Tally the lines in the data that follows that include the word "source", and report nothing but the total.

* [Records from a dataset]
○ ○ ○ ○ ○
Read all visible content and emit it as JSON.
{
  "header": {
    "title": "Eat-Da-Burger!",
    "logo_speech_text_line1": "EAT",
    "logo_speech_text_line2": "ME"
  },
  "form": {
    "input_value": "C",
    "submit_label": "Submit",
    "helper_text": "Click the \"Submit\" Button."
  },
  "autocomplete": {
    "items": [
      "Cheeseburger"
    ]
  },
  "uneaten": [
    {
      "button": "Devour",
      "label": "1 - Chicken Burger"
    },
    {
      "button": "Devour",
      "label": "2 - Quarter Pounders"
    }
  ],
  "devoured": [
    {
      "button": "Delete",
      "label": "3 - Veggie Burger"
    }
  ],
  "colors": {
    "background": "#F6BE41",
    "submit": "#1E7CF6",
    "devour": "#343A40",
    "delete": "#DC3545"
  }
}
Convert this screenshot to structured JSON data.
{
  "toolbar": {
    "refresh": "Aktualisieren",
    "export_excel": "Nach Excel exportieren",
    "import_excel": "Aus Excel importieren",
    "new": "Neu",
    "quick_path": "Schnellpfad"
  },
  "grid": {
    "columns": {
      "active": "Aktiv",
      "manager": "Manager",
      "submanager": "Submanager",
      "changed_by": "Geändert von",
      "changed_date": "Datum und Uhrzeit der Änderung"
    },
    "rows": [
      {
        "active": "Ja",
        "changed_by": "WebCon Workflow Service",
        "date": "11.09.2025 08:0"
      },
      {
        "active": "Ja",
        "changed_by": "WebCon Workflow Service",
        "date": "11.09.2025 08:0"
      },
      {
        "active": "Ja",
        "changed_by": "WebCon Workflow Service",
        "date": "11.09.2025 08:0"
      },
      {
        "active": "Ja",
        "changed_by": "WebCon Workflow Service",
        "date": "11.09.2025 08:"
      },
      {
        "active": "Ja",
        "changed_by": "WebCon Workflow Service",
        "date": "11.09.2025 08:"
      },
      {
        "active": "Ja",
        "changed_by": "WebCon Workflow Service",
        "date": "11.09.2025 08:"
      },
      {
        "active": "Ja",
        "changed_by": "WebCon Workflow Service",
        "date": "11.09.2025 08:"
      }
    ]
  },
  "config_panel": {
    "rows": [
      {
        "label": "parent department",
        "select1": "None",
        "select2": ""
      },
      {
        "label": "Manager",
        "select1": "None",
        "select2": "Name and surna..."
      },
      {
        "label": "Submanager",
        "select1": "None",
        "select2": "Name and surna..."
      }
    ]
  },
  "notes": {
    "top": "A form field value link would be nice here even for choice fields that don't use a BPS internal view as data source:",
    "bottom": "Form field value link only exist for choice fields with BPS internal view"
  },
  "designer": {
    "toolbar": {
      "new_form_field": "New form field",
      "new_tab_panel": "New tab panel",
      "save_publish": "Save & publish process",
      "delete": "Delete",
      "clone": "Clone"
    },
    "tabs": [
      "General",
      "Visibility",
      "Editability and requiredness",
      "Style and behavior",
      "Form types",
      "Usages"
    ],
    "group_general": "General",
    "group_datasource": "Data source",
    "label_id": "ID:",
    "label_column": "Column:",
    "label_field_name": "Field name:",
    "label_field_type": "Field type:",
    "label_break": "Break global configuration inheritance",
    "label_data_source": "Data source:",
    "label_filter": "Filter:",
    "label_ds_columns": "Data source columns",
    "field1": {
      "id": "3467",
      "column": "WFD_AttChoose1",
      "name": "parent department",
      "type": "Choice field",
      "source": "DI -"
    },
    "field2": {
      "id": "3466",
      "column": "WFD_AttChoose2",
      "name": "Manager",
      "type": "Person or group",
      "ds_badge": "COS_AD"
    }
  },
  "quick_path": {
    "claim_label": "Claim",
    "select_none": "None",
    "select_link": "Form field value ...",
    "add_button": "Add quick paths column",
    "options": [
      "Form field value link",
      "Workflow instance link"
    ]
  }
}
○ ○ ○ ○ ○
* [Solution to this problem]
5